This narrow and dimly lit tavern in Hayes Valley offers bibliophiles and connoisseurs of classic cocktails a chance to chat about literature over drinks. Its monthly book club, which meets the last Wednesday of every month, revolves around novels relating to either San Francisco or booze. And if you want access to the $5 specialty cocktail associated with said book club, you had best bring the book. You do that, and Michael Cecconi will serve you a cocktail with a twist — a drink you aren’t likely to get anywhere else. Oh, and they cater, too.
BAR info: 579 Hayes St. • (415) 863-3655 • www.2sistersbarandbooks.com
You studied dance at New York University. Are there any similarities between dancing onstage and sidestepping behind a bar?
There are absolute similarities. There’s an awareness that I have hammered into my body through years and years of studying dance. So when you talk about a tight bar in a tight space, this is the quintessential tiny bar. And we’re actually working as efficiently as possible and choosing the right paths … having awareness of where everyone is at any given time. And that comes from dancing.
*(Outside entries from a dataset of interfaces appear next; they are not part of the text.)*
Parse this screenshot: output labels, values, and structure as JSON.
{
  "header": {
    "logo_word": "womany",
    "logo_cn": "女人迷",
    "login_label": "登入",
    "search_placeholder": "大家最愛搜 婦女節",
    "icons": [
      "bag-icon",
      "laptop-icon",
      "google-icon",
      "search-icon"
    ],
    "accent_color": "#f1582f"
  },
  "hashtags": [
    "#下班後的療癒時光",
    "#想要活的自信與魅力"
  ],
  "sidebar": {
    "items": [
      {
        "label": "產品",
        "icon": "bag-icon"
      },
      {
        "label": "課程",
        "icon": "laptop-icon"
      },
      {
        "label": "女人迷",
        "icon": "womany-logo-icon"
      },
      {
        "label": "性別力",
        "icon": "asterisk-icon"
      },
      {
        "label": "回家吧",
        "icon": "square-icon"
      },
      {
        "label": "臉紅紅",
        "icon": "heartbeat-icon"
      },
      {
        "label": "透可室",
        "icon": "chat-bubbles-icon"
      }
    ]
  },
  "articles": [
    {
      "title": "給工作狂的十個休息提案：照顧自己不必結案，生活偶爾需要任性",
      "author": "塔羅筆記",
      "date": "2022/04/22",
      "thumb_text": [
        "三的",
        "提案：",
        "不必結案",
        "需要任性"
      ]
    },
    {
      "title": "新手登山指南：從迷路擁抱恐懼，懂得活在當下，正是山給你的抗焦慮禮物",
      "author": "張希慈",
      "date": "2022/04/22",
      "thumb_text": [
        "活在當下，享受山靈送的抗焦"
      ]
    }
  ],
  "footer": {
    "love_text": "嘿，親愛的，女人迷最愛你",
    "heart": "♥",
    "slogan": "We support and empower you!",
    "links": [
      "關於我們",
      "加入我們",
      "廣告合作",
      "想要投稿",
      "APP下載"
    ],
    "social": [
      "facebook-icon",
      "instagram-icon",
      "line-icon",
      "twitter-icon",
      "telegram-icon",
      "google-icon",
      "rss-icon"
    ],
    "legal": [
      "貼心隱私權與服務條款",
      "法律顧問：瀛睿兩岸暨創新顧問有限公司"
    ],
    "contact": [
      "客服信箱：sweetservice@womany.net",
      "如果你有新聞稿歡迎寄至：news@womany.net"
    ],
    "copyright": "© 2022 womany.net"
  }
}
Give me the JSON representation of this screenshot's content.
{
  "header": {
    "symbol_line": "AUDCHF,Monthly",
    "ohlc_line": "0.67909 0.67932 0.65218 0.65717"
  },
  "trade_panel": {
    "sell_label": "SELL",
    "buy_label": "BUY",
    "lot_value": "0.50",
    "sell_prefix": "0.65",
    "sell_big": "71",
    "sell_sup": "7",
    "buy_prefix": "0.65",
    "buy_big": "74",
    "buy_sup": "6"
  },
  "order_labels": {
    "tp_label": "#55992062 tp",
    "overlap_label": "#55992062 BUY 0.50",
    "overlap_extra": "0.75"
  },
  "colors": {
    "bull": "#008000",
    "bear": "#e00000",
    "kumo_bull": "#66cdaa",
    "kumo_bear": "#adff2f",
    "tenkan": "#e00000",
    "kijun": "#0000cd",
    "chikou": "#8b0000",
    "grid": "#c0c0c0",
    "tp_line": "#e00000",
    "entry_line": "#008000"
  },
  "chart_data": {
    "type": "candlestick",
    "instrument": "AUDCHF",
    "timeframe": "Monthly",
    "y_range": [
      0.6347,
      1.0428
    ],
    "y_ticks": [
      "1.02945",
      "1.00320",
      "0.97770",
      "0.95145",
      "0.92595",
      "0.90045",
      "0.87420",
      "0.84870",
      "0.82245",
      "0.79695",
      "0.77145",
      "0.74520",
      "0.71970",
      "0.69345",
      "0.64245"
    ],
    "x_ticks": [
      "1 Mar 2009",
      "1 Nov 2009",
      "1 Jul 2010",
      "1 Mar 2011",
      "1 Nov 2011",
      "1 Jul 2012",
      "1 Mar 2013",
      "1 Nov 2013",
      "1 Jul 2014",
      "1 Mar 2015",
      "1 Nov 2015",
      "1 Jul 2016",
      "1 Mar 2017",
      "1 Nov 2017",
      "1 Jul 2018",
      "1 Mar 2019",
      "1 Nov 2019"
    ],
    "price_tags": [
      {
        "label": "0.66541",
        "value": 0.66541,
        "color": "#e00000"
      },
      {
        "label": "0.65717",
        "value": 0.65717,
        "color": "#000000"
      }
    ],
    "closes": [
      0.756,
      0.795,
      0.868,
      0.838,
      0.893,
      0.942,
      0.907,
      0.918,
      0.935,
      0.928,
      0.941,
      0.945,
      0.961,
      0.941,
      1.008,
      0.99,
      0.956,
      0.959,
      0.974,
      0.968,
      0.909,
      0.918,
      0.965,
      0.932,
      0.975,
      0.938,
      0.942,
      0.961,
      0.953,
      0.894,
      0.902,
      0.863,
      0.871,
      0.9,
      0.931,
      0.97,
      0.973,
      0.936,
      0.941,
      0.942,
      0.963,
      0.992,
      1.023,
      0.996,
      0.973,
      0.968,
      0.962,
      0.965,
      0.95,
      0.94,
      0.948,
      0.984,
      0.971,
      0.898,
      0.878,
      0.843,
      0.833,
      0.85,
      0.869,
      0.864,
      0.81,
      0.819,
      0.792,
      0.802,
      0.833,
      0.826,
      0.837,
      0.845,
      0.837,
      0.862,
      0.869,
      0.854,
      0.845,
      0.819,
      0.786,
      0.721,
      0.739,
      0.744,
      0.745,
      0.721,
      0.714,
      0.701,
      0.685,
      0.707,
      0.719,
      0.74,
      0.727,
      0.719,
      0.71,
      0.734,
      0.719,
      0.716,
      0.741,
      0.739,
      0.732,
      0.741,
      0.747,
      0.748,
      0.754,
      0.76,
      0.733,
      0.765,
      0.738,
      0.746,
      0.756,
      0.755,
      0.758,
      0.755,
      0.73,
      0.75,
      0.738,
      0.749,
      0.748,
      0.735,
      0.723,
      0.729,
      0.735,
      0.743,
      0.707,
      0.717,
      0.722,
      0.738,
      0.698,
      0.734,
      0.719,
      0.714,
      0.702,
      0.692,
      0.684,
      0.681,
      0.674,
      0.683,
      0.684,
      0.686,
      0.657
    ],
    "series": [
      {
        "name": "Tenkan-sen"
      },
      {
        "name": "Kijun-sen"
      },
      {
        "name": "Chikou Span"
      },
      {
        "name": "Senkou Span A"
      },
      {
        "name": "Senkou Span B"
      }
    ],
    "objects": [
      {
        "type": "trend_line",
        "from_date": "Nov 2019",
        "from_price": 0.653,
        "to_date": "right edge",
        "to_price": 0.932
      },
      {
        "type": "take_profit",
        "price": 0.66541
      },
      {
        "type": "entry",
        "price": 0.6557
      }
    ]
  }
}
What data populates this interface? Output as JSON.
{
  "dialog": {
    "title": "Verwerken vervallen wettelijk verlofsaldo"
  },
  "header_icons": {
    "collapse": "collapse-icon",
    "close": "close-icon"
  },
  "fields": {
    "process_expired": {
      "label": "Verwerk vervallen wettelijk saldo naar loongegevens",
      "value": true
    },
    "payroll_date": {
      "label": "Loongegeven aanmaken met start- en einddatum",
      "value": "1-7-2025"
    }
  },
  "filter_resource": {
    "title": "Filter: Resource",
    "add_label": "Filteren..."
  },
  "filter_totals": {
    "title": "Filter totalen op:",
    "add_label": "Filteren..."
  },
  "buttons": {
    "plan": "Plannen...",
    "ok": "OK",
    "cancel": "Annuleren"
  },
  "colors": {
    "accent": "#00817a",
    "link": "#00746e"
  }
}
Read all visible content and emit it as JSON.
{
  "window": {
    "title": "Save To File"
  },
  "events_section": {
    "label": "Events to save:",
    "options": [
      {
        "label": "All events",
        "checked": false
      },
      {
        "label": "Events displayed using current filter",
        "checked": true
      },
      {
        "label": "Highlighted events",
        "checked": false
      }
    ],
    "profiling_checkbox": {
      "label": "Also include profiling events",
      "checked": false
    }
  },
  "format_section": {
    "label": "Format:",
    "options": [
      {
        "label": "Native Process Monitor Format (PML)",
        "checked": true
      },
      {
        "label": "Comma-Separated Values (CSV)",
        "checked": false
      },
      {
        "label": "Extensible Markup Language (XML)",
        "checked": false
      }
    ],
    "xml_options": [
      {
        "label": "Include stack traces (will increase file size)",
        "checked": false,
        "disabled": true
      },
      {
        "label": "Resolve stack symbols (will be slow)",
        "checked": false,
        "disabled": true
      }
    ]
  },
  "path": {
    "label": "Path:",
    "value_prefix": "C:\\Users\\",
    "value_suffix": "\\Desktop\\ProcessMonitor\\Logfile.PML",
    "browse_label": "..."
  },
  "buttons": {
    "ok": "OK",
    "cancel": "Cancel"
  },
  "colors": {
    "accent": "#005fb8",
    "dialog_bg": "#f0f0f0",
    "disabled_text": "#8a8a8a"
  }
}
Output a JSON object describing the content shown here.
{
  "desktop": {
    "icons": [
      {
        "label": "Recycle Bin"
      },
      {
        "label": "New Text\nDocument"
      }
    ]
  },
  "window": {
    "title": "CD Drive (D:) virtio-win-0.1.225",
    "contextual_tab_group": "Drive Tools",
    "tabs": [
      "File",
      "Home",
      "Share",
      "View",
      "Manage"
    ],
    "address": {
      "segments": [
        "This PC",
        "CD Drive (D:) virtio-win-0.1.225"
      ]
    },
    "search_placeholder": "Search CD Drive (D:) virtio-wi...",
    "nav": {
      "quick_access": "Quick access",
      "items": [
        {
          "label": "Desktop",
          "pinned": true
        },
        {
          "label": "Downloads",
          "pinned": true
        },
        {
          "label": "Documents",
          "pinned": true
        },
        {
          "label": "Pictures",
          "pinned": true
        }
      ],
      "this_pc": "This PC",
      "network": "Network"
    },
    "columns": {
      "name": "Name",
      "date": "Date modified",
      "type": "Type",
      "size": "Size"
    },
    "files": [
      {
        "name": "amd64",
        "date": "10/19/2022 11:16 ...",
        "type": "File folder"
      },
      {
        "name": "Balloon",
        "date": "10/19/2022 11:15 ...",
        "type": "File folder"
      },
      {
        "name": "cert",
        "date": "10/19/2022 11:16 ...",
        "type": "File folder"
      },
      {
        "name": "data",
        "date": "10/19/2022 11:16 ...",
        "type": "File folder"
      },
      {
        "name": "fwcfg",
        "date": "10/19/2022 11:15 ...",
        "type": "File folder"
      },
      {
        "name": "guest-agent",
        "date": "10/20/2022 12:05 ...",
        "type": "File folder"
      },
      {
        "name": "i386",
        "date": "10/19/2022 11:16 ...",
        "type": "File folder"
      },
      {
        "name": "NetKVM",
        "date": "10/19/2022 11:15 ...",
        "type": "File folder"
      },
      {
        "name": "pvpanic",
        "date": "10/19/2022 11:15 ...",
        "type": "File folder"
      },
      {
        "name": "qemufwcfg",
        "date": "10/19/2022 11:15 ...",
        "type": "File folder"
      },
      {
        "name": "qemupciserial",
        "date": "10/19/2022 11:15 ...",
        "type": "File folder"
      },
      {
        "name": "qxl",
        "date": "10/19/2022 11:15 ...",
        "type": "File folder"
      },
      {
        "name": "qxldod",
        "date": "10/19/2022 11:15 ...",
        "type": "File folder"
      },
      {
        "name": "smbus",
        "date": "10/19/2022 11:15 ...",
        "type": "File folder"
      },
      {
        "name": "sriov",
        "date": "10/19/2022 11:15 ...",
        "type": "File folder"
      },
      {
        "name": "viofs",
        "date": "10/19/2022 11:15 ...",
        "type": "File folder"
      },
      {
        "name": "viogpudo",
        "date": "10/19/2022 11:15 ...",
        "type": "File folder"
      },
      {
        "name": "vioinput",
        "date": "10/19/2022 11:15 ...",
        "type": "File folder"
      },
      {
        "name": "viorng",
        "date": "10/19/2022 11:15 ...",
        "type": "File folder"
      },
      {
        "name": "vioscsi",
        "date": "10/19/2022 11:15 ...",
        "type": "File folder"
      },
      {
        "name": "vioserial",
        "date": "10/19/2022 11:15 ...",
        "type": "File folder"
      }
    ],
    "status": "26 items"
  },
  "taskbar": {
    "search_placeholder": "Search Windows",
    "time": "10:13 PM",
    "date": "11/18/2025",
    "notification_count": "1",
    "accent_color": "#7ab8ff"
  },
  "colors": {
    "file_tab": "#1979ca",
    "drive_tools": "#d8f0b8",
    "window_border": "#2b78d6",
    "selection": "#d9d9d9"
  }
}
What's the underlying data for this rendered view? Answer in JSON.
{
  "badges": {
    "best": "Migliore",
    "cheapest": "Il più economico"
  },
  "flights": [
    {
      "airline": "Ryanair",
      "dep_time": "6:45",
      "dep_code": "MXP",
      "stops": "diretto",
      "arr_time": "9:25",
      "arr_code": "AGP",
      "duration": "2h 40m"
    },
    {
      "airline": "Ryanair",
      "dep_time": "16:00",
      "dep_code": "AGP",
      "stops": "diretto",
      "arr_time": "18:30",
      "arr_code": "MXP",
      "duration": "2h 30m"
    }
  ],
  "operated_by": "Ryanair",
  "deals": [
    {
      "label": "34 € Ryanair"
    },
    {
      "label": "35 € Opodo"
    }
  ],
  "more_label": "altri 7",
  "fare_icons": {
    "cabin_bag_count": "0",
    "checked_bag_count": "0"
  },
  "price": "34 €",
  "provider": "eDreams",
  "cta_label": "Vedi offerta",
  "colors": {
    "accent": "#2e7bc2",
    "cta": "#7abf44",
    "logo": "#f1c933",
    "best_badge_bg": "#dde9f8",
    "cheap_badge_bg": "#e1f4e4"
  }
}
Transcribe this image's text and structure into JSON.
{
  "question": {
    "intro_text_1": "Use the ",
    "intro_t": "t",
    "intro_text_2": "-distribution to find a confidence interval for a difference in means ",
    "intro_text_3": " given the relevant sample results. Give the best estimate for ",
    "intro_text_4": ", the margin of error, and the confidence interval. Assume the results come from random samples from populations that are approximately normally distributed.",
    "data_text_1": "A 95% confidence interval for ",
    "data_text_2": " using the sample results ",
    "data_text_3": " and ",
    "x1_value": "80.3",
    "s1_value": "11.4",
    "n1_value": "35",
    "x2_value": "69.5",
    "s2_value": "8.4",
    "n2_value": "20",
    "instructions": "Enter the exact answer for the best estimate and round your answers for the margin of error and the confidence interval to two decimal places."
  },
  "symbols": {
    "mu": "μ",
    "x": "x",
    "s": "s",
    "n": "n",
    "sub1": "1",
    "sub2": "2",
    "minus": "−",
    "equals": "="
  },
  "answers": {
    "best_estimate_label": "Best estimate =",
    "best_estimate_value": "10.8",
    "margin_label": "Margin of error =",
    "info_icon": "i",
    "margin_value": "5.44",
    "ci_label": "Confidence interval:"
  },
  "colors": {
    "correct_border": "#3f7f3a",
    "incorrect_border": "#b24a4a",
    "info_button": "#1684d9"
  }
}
There’s a monthly book club. How does that make Two Sisters different?
Well, one, it’s less formal than most other places I’ve worked, and I adore that. It’s much more in tune with who I am. And within that informality, it’s more like I’m hosting a cocktail party, a get-together. So it’s not like we’re wearing lampshades on our head and having a raucous time, it just means we all have to be happy. And that’s my job. And so specifically when it comes to the book club, it’s kind of nice to facilitate an intelligent conversation about a book. Because lord knows in this city especially, tech is king. And every day, book club day included, I get to come in here and strip all that away.We can get back down to a more foundational way of interacting, which is face to face.
You bartended your way through school at NYU. What ever happened to dance?
Oh, cliche of an artist. Yes. I took a two-week bartending course, and we’re talking like 1994. And to this day I still remember drinks from that class. That is still my foundation. Two weeks, that’s all it took. But the main gist of it was I was funding dance with the food-service industry. But there was no money in dance. And yet every day I would go back to the bar, three-deep people would be clamoring for, in those days, not particularly good cocktails.
Those were the days of making a thousand cosmopolitans a night. No creativity. So I thought, “What if I could channel my creativity into this and just let dance go?” It fulfills me almost in that identical way.
Tell us about how you came up with your specialty cocktail, the Harvest Manhattan?
In the Northeast, where I originally configured this cocktail, working seasonally is a lot more difficult. You have winter, and you’re forced to trudge to the market and it’s below freezing, and all you’ve got is beets, apples, onions and squash. It takes a little creativity to liquefy that. But I was hell-bent further on doing that.